_Work required_: Without omitting anything, copy every entry word for word.

_Task material_:
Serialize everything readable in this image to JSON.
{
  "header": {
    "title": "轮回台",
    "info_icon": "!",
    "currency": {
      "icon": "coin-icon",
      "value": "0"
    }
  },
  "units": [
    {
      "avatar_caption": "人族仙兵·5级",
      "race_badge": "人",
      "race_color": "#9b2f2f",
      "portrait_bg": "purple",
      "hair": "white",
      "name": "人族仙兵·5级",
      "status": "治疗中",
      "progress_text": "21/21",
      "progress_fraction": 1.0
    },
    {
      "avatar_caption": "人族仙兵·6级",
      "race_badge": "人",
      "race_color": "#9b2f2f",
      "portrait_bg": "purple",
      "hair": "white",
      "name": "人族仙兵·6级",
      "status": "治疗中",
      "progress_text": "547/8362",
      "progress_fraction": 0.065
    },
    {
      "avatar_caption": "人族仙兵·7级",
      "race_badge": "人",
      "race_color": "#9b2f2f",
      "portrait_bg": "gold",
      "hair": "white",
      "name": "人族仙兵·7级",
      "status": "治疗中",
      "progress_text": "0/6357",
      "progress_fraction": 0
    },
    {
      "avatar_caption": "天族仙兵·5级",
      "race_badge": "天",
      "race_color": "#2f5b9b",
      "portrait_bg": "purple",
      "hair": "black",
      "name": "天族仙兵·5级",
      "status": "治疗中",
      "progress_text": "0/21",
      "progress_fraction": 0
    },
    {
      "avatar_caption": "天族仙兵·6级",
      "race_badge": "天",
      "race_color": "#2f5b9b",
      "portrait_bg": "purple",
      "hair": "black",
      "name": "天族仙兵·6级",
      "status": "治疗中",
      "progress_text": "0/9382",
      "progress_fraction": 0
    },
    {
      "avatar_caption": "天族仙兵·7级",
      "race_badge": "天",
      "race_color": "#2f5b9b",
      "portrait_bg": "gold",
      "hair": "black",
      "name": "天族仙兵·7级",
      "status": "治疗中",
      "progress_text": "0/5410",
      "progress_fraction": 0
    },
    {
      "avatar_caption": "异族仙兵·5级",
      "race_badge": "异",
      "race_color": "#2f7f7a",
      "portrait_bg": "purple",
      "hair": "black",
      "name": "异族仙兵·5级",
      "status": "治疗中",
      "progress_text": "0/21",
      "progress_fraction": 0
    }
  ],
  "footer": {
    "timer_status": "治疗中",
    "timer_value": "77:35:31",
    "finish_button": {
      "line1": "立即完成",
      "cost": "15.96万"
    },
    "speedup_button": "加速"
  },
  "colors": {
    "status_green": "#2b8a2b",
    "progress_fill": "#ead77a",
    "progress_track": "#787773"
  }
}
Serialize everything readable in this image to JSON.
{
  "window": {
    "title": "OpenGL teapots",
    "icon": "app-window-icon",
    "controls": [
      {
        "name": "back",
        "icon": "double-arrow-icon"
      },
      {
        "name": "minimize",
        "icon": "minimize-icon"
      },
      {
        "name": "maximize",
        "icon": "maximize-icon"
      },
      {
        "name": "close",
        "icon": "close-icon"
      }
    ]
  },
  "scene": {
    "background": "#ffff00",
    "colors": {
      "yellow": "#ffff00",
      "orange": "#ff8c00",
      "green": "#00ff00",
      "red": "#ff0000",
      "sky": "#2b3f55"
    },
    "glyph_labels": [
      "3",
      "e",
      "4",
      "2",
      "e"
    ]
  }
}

_Solution_:
Serialize everything readable in this image to JSON.
{
  "header": {
    "title": "轮回台",
    "info_icon": "!",
    "currency": {
      "icon": "coin-icon",
      "value": "0"
    }
  },
  "units": [
    {
      "avatar_caption": "人族仙兵·5级",
      "race_badge": "人",
      "race_color": "#9b2f2f",
      "portrait_bg": "purple",
      "hair": "white",
      "name": "人族仙兵·5级",
      "status": "治疗中",
      "progress_text": "21/21",
      "progress_fraction": 1.0
    },
    {
      "avatar_caption": "人族仙兵·6级",
      "race_badge": "人",
      "race_color": "#9b2f2f",
      "portrait_bg": "purple",
      "hair": "white",
      "name": "人族仙兵·6级",
      "status": "治疗中",
      "progress_text": "547/8362",
      "progress_fraction": 0.065
    },
    {
      "avatar_caption": "人族仙兵·7级",
      "race_badge": "人",
      "race_color": "#9b2f2f",
      "portrait_bg": "gold",
      "hair": "white",
      "name": "人族仙兵·7级",
      "status": "治疗中",
      "progress_text": "0/6357",
      "progress_fraction": 0
    },
    {
      "avatar_caption": "天族仙兵·5级",
      "race_badge": "天",
      "race_color": "#2f5b9b",
      "portrait_bg": "purple",
      "hair": "black",
      "name": "天族仙兵·5级",
      "status": "治疗中",
      "progress_text": "0/21",
      "progress_fraction": 0
    },
    {
      "avatar_caption": "天族仙兵·6级",
      "race_badge": "天",
      "race_color": "#2f5b9b",
      "portrait_bg": "purple",
      "hair": "black",
      "name": "天族仙兵·6级",
      "status": "治疗中",
      "progress_text": "0/9382",
      "progress_fraction": 0
    },
    {
      "avatar_caption": "天族仙兵·7级",
      "race_badge": "天",
      "race_color": "#2f5b9b",
      "portrait_bg": "gold",
      "hair": "black",
      "name": "天族仙兵·7级",
      "status": "治疗中",
      "progress_text": "0/5410",
      "progress_fraction": 0
    },
    {
      "avatar_caption": "异族仙兵·5级",
      "race_badge": "异",
      "race_color": "#2f7f7a",
      "portrait_bg": "purple",
      "hair": "black",
      "name": "异族仙兵·5级",
      "status": "治疗中",
      "progress_text": "0/21",
      "progress_fraction": 0
    }
  ],
  "footer": {
    "timer_status": "治疗中",
    "timer_value": "77:35:31",
    "finish_button": {
      "line1": "立即完成",
      "cost": "15.96万"
    },
    "speedup_button": "加速"
  },
  "colors": {
    "status_green": "#2b8a2b",
    "progress_fill": "#ead77a",
    "progress_track": "#787773"
  }
}
Serialize everything readable in this image to JSON.
{
  "window": {
    "title": "OpenGL teapots",
    "icon": "app-window-icon",
    "controls": [
      {
        "name": "back",
        "icon": "double-arrow-icon"
      },
      {
        "name": "minimize",
        "icon": "minimize-icon"
      },
      {
        "name": "maximize",
        "icon": "maximize-icon"
      },
      {
        "name": "close",
        "icon": "close-icon"
      }
    ]
  },
  "scene": {
    "background": "#ffff00",
    "colors": {
      "yellow": "#ffff00",
      "orange": "#ff8c00",
      "green": "#00ff00",
      "red": "#ff0000",
      "sky": "#2b3f55"
    },
    "glyph_labels": [
      "3",
      "e",
      "4",
      "2",
      "e"
    ]
  }
}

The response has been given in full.